[[ Records provided, beginning ]]

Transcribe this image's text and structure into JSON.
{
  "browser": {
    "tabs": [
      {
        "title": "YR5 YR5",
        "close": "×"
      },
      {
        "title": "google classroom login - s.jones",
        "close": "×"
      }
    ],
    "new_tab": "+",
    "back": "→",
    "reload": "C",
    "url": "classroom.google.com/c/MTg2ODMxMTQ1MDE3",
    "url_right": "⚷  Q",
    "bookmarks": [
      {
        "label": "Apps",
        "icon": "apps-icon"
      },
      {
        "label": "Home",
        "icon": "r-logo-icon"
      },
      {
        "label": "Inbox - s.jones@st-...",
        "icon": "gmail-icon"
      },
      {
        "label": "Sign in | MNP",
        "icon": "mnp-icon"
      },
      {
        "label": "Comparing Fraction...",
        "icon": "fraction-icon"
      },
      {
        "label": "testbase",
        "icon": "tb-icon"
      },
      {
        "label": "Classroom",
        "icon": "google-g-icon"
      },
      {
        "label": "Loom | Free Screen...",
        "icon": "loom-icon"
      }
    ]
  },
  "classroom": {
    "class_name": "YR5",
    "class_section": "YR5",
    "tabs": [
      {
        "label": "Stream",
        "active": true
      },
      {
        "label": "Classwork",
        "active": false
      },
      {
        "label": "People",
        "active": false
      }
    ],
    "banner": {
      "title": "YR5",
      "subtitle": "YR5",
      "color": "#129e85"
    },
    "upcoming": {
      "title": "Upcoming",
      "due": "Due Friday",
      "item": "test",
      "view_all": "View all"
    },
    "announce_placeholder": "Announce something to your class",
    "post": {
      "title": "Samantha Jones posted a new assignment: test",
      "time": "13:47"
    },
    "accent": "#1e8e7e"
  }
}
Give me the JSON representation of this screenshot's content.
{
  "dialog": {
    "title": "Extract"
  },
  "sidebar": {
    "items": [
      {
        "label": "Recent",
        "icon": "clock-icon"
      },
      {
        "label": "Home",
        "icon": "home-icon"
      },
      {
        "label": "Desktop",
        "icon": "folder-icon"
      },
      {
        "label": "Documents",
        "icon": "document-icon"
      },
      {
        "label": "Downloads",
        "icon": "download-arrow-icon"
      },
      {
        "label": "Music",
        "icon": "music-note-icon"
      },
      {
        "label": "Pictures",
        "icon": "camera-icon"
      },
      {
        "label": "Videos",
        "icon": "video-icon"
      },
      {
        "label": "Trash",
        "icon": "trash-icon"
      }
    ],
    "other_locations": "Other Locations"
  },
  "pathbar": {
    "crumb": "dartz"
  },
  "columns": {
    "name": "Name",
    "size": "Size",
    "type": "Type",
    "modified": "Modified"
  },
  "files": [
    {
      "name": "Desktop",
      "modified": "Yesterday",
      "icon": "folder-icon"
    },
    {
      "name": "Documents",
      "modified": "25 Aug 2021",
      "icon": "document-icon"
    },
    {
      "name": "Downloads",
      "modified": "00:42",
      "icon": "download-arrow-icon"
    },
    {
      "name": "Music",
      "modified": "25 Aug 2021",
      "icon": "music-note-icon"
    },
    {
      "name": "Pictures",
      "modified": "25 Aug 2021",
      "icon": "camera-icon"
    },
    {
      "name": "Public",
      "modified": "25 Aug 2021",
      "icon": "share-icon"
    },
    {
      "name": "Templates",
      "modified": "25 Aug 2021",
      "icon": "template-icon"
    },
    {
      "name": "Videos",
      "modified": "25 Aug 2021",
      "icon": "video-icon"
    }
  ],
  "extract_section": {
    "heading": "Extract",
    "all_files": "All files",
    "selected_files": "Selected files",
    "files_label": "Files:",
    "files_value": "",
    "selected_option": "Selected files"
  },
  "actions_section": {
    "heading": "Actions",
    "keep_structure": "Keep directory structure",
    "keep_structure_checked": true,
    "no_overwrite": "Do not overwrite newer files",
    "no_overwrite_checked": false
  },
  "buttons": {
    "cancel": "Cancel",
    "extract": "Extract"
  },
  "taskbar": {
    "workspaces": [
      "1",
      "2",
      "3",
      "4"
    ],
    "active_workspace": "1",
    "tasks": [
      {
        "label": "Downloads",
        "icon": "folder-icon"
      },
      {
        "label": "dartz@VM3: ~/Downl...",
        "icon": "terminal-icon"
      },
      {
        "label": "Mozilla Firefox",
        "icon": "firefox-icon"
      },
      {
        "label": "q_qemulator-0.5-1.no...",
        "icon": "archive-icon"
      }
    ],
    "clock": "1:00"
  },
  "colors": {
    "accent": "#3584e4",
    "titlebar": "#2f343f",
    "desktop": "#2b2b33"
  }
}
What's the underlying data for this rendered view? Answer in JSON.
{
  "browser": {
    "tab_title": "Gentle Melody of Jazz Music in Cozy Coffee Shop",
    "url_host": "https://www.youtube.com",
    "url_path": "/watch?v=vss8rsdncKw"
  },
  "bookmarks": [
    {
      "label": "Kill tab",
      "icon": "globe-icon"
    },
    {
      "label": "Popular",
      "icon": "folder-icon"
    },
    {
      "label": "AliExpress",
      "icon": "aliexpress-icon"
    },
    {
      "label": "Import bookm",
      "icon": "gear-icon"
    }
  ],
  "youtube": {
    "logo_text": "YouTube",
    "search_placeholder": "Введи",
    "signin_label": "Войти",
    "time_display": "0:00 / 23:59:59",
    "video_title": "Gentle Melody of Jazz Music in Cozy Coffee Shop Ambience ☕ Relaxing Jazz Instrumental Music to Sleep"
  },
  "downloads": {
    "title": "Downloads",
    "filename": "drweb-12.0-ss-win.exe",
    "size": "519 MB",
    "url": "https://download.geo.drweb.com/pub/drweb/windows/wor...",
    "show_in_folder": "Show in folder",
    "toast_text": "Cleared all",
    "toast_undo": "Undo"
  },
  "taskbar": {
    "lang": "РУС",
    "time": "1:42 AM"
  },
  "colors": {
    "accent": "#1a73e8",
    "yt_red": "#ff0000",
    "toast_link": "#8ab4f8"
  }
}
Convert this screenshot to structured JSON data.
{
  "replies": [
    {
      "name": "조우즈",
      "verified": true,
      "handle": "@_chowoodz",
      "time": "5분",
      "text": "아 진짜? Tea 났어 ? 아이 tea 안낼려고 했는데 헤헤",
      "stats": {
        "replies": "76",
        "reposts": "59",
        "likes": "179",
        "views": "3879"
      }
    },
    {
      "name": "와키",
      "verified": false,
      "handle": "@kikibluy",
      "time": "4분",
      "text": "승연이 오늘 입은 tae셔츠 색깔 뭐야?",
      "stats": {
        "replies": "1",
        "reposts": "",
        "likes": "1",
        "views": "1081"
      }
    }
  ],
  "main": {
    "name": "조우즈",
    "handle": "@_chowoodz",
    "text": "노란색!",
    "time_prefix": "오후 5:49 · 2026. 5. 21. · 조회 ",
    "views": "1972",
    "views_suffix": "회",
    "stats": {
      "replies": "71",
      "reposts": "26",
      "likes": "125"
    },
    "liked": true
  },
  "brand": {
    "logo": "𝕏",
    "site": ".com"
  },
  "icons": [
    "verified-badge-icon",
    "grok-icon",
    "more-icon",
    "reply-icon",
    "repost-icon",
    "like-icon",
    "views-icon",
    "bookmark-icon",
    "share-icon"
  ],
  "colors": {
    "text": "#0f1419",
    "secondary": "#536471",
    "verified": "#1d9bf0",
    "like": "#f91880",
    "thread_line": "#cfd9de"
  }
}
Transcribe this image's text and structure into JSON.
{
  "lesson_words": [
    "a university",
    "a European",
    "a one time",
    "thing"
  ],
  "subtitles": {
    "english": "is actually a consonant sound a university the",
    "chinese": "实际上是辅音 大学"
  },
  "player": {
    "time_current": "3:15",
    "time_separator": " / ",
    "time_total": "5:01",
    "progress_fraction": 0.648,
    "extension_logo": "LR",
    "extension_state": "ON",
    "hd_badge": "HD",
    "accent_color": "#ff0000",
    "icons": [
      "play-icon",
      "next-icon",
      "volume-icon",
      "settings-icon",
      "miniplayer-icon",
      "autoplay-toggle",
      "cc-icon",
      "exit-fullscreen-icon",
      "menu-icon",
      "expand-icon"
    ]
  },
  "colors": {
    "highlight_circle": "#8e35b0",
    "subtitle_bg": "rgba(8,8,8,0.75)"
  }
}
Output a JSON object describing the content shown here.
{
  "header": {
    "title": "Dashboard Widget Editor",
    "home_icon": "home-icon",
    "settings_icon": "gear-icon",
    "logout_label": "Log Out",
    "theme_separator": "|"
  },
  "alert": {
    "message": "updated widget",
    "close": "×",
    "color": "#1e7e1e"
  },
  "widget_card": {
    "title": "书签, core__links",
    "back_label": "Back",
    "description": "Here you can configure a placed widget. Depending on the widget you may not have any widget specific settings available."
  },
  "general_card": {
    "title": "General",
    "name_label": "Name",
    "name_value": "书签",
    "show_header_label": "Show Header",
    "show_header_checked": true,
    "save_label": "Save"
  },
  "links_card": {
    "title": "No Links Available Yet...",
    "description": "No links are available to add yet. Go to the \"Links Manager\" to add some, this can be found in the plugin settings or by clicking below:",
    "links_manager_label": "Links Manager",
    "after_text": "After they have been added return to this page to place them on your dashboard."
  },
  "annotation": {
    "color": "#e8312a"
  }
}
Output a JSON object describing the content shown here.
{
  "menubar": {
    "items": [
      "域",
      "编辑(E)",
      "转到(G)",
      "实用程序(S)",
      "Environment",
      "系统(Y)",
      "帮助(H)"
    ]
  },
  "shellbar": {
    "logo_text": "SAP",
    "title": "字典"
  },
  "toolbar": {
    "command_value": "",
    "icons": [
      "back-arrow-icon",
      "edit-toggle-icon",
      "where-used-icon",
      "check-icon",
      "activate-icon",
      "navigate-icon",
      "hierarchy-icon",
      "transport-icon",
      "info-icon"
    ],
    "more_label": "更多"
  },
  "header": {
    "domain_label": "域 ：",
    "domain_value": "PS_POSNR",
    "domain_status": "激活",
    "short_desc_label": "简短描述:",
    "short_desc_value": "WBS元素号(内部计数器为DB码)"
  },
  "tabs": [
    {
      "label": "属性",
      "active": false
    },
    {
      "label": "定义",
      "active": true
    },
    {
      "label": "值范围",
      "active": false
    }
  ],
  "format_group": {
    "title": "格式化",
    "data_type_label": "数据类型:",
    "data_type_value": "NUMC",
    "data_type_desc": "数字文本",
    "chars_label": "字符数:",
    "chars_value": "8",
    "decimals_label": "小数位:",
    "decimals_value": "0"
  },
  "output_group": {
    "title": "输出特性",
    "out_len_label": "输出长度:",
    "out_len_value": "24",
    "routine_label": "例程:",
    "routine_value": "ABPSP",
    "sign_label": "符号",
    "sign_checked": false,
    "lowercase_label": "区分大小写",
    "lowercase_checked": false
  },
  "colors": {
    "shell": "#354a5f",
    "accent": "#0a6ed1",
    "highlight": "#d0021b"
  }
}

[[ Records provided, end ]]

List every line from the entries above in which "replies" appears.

Result of this exercise
  "replies": [
        "replies": "76",
        "replies": "1",
      "replies": "71",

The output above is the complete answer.